Exercise
Wherever a line in the records below contains "title", copy that line.

Records to process
----------

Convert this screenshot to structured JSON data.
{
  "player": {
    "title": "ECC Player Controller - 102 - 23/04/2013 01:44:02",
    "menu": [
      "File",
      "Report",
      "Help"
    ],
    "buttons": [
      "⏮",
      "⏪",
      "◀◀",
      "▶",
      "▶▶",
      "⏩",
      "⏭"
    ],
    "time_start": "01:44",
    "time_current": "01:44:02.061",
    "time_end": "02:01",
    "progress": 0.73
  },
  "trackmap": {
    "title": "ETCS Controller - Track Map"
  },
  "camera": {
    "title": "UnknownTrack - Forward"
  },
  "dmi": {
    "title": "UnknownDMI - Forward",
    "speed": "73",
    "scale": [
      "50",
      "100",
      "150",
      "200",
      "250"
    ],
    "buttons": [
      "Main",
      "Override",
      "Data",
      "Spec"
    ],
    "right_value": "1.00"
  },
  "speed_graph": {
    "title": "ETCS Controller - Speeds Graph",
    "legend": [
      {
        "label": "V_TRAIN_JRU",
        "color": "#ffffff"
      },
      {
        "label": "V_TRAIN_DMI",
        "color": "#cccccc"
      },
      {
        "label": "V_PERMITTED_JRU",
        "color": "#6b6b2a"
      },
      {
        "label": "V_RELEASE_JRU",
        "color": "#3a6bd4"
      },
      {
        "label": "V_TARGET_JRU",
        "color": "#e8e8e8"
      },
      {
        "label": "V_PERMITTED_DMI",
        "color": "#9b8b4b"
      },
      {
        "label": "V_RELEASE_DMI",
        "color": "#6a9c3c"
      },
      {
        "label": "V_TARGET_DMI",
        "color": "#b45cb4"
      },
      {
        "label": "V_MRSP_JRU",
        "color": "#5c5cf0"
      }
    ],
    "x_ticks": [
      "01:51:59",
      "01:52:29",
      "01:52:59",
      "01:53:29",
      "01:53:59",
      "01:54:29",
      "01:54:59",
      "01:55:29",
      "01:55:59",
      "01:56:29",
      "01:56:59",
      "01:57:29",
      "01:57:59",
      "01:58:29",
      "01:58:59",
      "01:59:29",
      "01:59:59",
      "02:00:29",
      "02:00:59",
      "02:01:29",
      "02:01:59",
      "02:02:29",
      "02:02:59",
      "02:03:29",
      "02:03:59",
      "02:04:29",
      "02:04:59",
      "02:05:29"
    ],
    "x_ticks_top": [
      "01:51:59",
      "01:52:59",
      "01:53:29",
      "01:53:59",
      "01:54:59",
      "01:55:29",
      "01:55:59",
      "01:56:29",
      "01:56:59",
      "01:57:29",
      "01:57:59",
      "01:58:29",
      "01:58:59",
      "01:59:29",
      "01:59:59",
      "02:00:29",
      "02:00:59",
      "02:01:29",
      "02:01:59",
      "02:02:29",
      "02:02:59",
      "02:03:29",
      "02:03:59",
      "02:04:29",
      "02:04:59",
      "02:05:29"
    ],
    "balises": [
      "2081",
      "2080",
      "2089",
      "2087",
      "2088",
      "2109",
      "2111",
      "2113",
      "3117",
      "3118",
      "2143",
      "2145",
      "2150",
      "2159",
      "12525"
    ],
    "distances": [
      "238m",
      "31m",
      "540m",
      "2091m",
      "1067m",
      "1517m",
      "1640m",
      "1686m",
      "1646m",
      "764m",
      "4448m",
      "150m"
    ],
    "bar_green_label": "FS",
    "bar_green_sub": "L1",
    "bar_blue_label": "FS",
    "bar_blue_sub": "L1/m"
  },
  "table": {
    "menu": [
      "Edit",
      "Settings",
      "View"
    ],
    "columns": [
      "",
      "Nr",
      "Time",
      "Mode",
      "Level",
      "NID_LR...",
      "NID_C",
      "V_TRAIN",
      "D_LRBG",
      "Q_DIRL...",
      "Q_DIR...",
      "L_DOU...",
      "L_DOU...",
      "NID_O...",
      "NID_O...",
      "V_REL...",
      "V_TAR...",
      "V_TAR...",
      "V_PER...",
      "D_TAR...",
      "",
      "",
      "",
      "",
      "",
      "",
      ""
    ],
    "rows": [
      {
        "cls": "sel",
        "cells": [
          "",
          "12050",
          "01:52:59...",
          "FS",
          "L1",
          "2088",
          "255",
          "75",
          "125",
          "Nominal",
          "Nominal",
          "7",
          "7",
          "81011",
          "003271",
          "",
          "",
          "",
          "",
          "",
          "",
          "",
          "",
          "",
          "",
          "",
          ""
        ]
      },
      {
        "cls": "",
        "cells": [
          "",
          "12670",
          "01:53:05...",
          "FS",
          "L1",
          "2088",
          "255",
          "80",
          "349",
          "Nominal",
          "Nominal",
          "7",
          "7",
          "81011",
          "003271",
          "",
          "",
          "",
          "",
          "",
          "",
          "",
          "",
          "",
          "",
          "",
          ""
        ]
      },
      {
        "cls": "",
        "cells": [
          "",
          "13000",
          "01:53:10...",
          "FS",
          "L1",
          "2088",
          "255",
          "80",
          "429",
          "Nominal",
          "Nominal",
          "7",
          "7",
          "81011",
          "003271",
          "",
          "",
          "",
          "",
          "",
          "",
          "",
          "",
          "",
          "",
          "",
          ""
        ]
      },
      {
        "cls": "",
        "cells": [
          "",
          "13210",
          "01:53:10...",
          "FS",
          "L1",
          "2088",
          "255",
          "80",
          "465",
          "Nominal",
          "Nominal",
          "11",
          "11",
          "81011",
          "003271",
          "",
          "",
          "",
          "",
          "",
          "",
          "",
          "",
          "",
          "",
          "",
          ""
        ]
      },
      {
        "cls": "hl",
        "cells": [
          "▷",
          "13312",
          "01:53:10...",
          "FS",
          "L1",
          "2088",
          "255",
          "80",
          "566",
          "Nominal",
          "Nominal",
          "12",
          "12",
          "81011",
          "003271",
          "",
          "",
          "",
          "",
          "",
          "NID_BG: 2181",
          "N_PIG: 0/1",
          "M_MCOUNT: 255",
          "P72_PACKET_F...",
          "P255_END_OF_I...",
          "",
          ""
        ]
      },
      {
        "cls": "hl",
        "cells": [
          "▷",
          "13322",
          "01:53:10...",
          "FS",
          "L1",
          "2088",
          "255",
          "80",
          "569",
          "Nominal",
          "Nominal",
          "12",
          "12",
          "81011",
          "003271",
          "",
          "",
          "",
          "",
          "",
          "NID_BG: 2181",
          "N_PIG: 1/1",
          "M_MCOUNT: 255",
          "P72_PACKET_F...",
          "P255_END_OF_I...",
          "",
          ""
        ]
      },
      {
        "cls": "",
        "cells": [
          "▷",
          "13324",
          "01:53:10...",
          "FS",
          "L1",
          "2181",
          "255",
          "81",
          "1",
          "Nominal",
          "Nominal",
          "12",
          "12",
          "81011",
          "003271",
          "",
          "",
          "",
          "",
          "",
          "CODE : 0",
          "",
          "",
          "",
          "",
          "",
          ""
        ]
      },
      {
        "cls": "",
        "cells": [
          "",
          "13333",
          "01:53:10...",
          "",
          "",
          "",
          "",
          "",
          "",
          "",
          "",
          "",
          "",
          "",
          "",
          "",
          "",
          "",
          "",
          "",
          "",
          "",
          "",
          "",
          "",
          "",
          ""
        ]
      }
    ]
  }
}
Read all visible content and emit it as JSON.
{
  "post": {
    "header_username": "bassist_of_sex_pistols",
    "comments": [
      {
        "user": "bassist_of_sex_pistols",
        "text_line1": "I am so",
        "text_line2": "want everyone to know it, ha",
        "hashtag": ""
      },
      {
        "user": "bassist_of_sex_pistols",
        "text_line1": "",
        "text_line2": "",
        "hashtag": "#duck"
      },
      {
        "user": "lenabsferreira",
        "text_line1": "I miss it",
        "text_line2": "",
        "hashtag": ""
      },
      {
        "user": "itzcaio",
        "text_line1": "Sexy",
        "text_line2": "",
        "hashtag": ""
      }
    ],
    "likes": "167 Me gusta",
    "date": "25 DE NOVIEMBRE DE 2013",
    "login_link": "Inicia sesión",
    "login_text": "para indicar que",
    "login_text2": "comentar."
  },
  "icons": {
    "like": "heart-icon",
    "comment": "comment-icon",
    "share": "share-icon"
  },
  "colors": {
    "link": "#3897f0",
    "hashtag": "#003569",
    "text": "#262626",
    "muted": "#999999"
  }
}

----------

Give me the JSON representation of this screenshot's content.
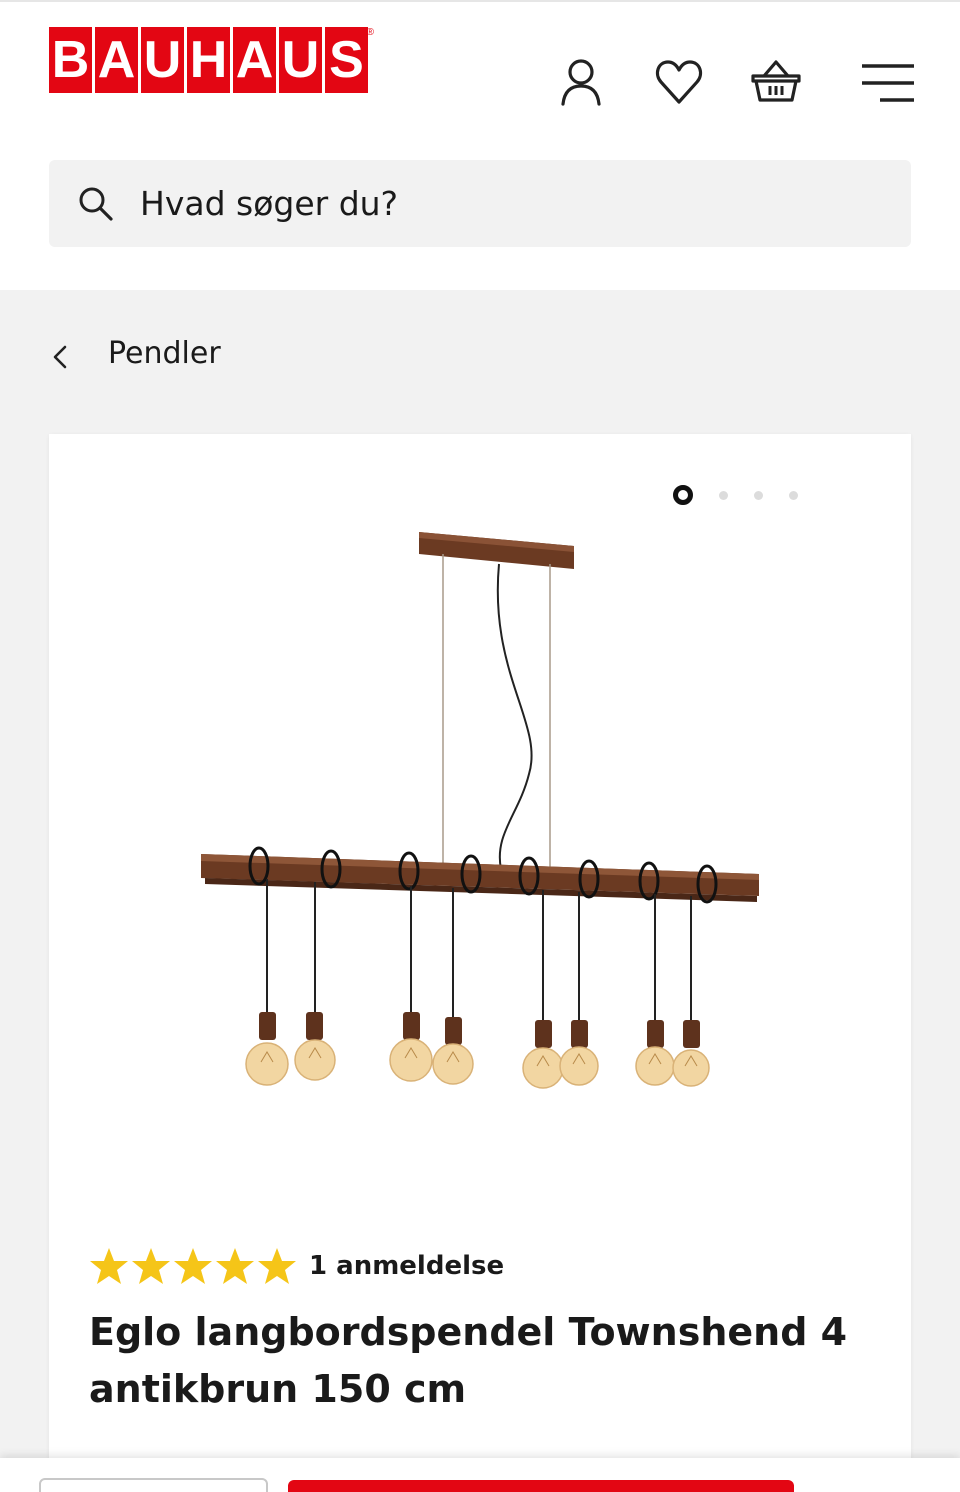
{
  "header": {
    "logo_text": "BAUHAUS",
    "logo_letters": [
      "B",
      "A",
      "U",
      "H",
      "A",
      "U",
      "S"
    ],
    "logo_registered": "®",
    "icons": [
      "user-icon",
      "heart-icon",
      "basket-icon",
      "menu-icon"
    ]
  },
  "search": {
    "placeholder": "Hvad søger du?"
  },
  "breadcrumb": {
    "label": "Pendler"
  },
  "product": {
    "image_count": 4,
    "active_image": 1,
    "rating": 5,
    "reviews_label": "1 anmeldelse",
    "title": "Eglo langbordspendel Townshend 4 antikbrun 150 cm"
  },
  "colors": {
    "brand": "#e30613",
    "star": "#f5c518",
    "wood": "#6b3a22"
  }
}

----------

Task response
    "title": "ECC Player Controller - 102 - 23/04/2013 01:44:02",
    "title": "ETCS Controller - Track Map"
    "title": "UnknownTrack - Forward"
    "title": "UnknownDMI - Forward",
    "title": "ETCS Controller - Speeds Graph",
    "title": "Eglo langbordspendel Townshend 4 antikbrun 150 cm"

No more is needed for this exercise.